● To do
Since pictures are not wanted in the copy, output only the rest of each record exactly.

● Material to process
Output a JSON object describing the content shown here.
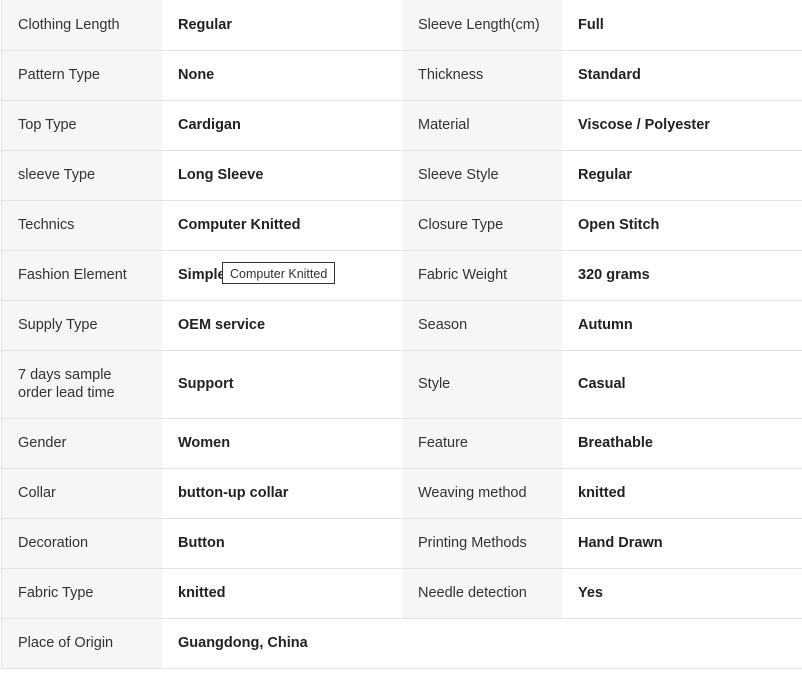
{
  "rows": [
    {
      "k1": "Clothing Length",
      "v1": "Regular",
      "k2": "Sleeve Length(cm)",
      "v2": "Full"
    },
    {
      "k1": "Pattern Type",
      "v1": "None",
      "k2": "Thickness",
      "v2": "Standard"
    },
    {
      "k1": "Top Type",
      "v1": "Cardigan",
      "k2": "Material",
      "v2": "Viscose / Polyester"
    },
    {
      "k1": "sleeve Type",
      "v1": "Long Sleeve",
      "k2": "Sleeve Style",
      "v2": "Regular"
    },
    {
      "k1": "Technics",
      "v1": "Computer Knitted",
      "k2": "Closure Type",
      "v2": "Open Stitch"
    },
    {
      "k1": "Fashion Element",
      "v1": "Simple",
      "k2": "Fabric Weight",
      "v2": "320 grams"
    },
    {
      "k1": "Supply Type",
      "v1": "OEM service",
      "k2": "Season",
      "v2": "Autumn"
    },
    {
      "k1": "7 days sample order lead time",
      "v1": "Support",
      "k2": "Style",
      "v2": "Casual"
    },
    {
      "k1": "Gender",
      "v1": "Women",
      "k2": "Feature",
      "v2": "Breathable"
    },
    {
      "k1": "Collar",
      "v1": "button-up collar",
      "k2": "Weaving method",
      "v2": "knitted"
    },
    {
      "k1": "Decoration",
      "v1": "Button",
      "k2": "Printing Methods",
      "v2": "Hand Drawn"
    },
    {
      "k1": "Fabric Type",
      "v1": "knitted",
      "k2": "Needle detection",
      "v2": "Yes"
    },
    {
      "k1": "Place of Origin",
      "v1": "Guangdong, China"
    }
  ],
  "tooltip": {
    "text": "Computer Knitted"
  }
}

● Task result
Output a JSON object describing the content shown here.
{
  "rows": [
    {
      "k1": "Clothing Length",
      "v1": "Regular",
      "k2": "Sleeve Length(cm)",
      "v2": "Full"
    },
    {
      "k1": "Pattern Type",
      "v1": "None",
      "k2": "Thickness",
      "v2": "Standard"
    },
    {
      "k1": "Top Type",
      "v1": "Cardigan",
      "k2": "Material",
      "v2": "Viscose / Polyester"
    },
    {
      "k1": "sleeve Type",
      "v1": "Long Sleeve",
      "k2": "Sleeve Style",
      "v2": "Regular"
    },
    {
      "k1": "Technics",
      "v1": "Computer Knitted",
      "k2": "Closure Type",
      "v2": "Open Stitch"
    },
    {
      "k1": "Fashion Element",
      "v1": "Simple",
      "k2": "Fabric Weight",
      "v2": "320 grams"
    },
    {
      "k1": "Supply Type",
      "v1": "OEM service",
      "k2": "Season",
      "v2": "Autumn"
    },
    {
      "k1": "7 days sample order lead time",
      "v1": "Support",
      "k2": "Style",
      "v2": "Casual"
    },
    {
      "k1": "Gender",
      "v1": "Women",
      "k2": "Feature",
      "v2": "Breathable"
    },
    {
      "k1": "Collar",
      "v1": "button-up collar",
      "k2": "Weaving method",
      "v2": "knitted"
    },
    {
      "k1": "Decoration",
      "v1": "Button",
      "k2": "Printing Methods",
      "v2": "Hand Drawn"
    },
    {
      "k1": "Fabric Type",
      "v1": "knitted",
      "k2": "Needle detection",
      "v2": "Yes"
    },
    {
      "k1": "Place of Origin",
      "v1": "Guangdong, China"
    }
  ],
  "tooltip": {
    "text": "Computer Knitted"
  }
}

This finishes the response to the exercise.